This is part one of the Ezvid Wikimaker Style Guide. Here you will find our editorial standards for writing and image selection along with techniques for how to incorporate Wikimaker's features to create entertaining and informative videos. If you are ever unsure of something, always refer back here and read the full style guide. After watching this guide, continue on to part two and part three to learn more. This video was made with Ezvid Wikimaker.

What Rules Are Covered In This Section Of The Style Guide?

Where Can I Find Some Examples of Well-Made Wikis?

You can find previously published wikis made with Wikimaker on this page. It's always a good idea to watch other videos to get new ideas for making your articles and videos more entertaining.

What Are Some Good Additional Resources On Grammar?

Where Can I Find The Other Sections of The Style Guide?

In Depth

When using Ezvid Wikimaker, there are certain key practices that need to be adhered to. Here we will outline the rules to follow, and demonstrate the steps required to create and publish your own Wiki.

First, you need to add a unique title. Click on the title at the top of the page. Delete the words "My Wiki" and replace them with your new title. Make sure to use correct capitalization. Hit "Enter" and your title will appear.

A great way to jump-start your Wiki creation process is by cloning images from an existing Wiki. First, choose any Wiki from the list at wiki.ezvid.com/m. Click on the image to go to the article. Highlight the URL, then press control and c simultaneously to copy it, or right click and choose "Copy."

Click on the image to go to the article.

Go back to your Wiki, and scroll down to the bottom. Click the link, and you'll be taken to a new page. Paste your link into the box. Click on the "Clone" button or press enter. You'll now see that all the images and recordings from the other Wiki are available for you to use.

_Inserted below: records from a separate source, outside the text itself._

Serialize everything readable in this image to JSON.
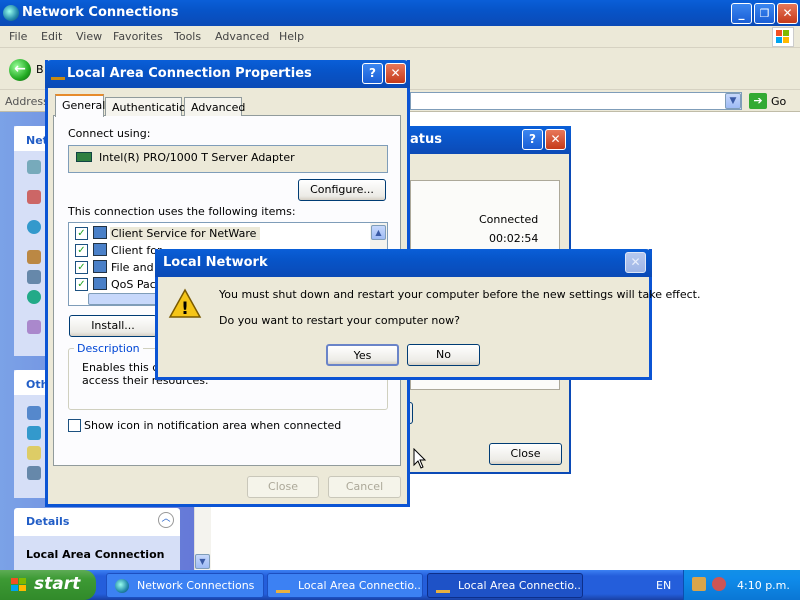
{
  "main_window": {
    "title": "Network Connections",
    "menu": [
      "File",
      "Edit",
      "View",
      "Favorites",
      "Tools",
      "Advanced",
      "Help"
    ],
    "back_label": "B",
    "address_label": "Address",
    "go_label": "Go",
    "left_pane": {
      "network_tasks_title": "Netw",
      "other_places_title": "Oth",
      "details_title": "Details",
      "details_name": "Local Area Connection"
    }
  },
  "status_window": {
    "title_fragment": "atus",
    "state": "Connected",
    "duration": "00:02:54",
    "close_label": "Close"
  },
  "properties_window": {
    "title": "Local Area Connection Properties",
    "tabs": [
      "General",
      "Authentication",
      "Advanced"
    ],
    "active_tab": "General",
    "connect_using_label": "Connect using:",
    "adapter": "Intel(R) PRO/1000 T Server Adapter",
    "configure_label": "Configure...",
    "items_label": "This connection uses the following items:",
    "items": [
      {
        "label": "Client Service for NetWare",
        "checked": true
      },
      {
        "label": "Client for",
        "checked": true
      },
      {
        "label": "File and P",
        "checked": true
      },
      {
        "label": "QoS Pac",
        "checked": true
      }
    ],
    "install_label": "Install...",
    "description_legend": "Description",
    "description_line1": "Enables this co",
    "description_line2": "access their resources.",
    "show_icon_label": "Show icon in notification area when connected",
    "show_icon_checked": false,
    "close_label": "Close",
    "cancel_label": "Cancel"
  },
  "dialog": {
    "title": "Local Network",
    "message_line1": "You must shut down and restart your computer before the new settings will take effect.",
    "message_line2": "Do you want to restart your computer now?",
    "yes_label": "Yes",
    "no_label": "No",
    "warning_symbol": "!"
  },
  "titlebar_buttons": {
    "minimize": "_",
    "restore": "❐",
    "close": "✕",
    "help": "?"
  },
  "taskbar": {
    "start_label": "start",
    "tasks": [
      {
        "label": "Network Connections",
        "active": false
      },
      {
        "label": "Local Area Connectio...",
        "active": false
      },
      {
        "label": "Local Area Connectio...",
        "active": true
      }
    ],
    "language": "EN",
    "clock": "4:10 p.m."
  },
  "colors": {
    "titlebar_blue": "#0b54d4",
    "taskbar_blue": "#245edb",
    "start_green": "#3d9a34",
    "window_face": "#ece9d8",
    "link_blue": "#215dc6"
  }
}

As you work, Chrome should be checking your spelling and identifying errors. If you notice that spelling errors aren't underlined in red, right click on the text box. Scroll down to "Spellcheck," and make sure "Check the spelling of text fields" has a check mark next to it. You can also ask Google for suggestions to help you as you type.

It's essential to review a few published wikis to get a feel for our standards of quality. Read several articles in their entirety and watch the accompanying videos until you're able to internalize and write in the editorial voice of the site. This will also help you understand how to pace out your screen captures and recordings as you deliver information on your chosen subject.

It's essential to review a few published wikis to get a feel for our standards of quality.

When writing a wiki, you need to be sure about your facts. Unlike many user-generated websites, Ezvid Wiki does not accept factually incorrect submissions. Choose a topic that you know a bit about, and research things like name spellings to make sure you have them correct. If our system identifies factual inaccuracies in your submission, it may not be published.

One thing you definitely cannot do is plagiarize. If our system detects that you have copied and pasted from another article on the web that isn't in the creative commons, your Wiki may be automatically removed. Do note that facts cannot be owned or copyrighted, so it is fine to restate information found on the Internet, but you cannot copy sentences word-for-word and pass them off as your own work.

Your wiki should be well researched and typically 750 to 900 words in length. If your subject matter really cannot support this many words, you may make a shorter Wiki, but never fewer than 500 words. Your word count will be displayed at the bottom of the screen while you work. Wikimaker typically won't allow you to write much more than 1,000 words. What's most important is that you cover your topic in-depth and fully answer all relevant questions that the reader may have.

Your wiki should be well researched and typically 750 to 900 words in length.

Our intended audience has a high-school education and no previous technical knowledge. They are not overly computer literate or internet-savvy. You should not assume that your reader knows anything about the topic. Instead, go out of your way to define terms and communicate in short, clear sentences. Whenever you are explaining a process, especially one related to technology, you should provide step-by-step instructions and include images and videos that correspond with each step.

In general, your writing should have a serious tone. Humor is occasionally acceptable if it helps to get a point across, but the goal here is to be informative, not clever. The tone of your writing should be similar to an outlet for serious journalism, such as The Washington Post, or an encyclopedia, such as Encyclopedia Britannica or Wikipedia. You should rarely, if ever, use exclamation points. We want to be professional and authoritative so readers know they can trust us.

These articles and videos are reference material that must still be relevant and useful 5 years from now. Never write about the current date, year, or season, and don't use references that could easily go out of date. At the same time, the use of vague terms like "nowadays" or "these days" sounds lazy and should always be avoided.

These articles and videos are reference material that must still be relevant and useful 5 years from now.

In general, you should always avoid the passive voice. If you don't know what that is, it's a good idea to read up on it. This is a nuanced rule, because there are many instances in which the passive voice might be appropriate. Just remember that your goal should always be to explain things in the simplest way possible using clear language and visual examples that any novice can follow.

Thanks for watching part one of the Ezvid Wiikimaker Style Guide. Follow the link on this page to watch part two, where you'll find more rules and tips for making great wikis.